When people ask - and seems like people always be askin to where I can’t never get away from it - I say, Yeah, that’s right, my mother name was Henrietta Lacks, she died in 1951, John Hopkins took her cells and them cells are still livin today, still multiplyin, still growin and spreadin if you don’t keep em frozen. Science calls her HeLa and she’s all over the world in medical facilities, in all the computers and the Internet everywhere.
When I go to the doctor for my checkups I always say my mother was HeLa. They get all excited, tell me stuff like how her cells helped make my blood pressure medicines and antidepression pills and how all this important stuff in science happen cause of her. But they don’t never explain more than just sayin, Yeah, your mother was on the moon, she been in nuclear bombs and made that polio vaccine. I really don’t know how she did all that, but I guess I’m glad she did, cause that mean she helpin lots of people. I think she would like that.
But I always have thought it was strange, if our mother cells done so much for medicine, how come her family can’t afford to see no doctors? Don’t make no sense. People got rich off my mother without us even knowin about them takin her cells, now we don’t get a dime. I used to get so mad about that to where it made me sick and I had to take pills. But I don’t got it in me no more to fight. I just want to know who my mother was.
- Deborah Lacks from The Immortal Life of Henrietta Lacks by Rebecca Skloot
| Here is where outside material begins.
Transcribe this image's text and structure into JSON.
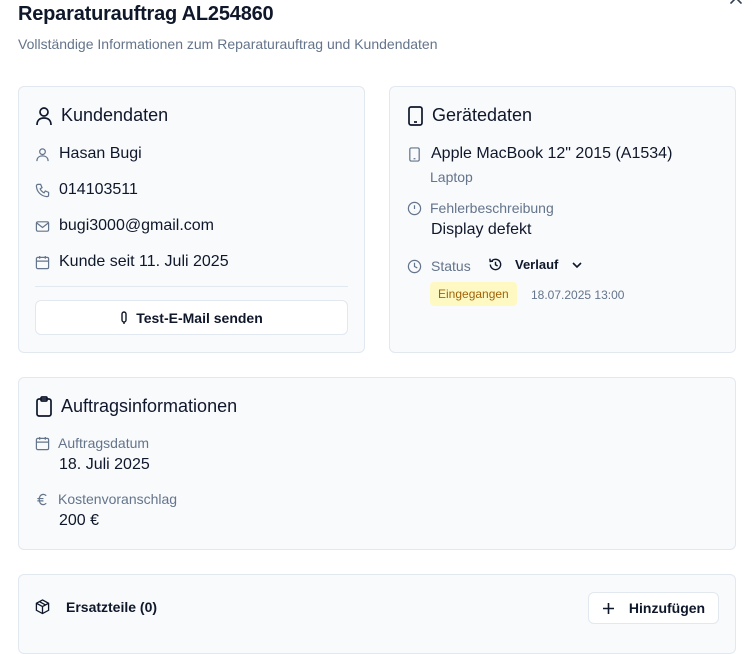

I’m only about ten pages into The Immortal Life of Henrietta Lacks by Rebecca Skloot and I’m not sure how I’m going to emotionally handle reading this book.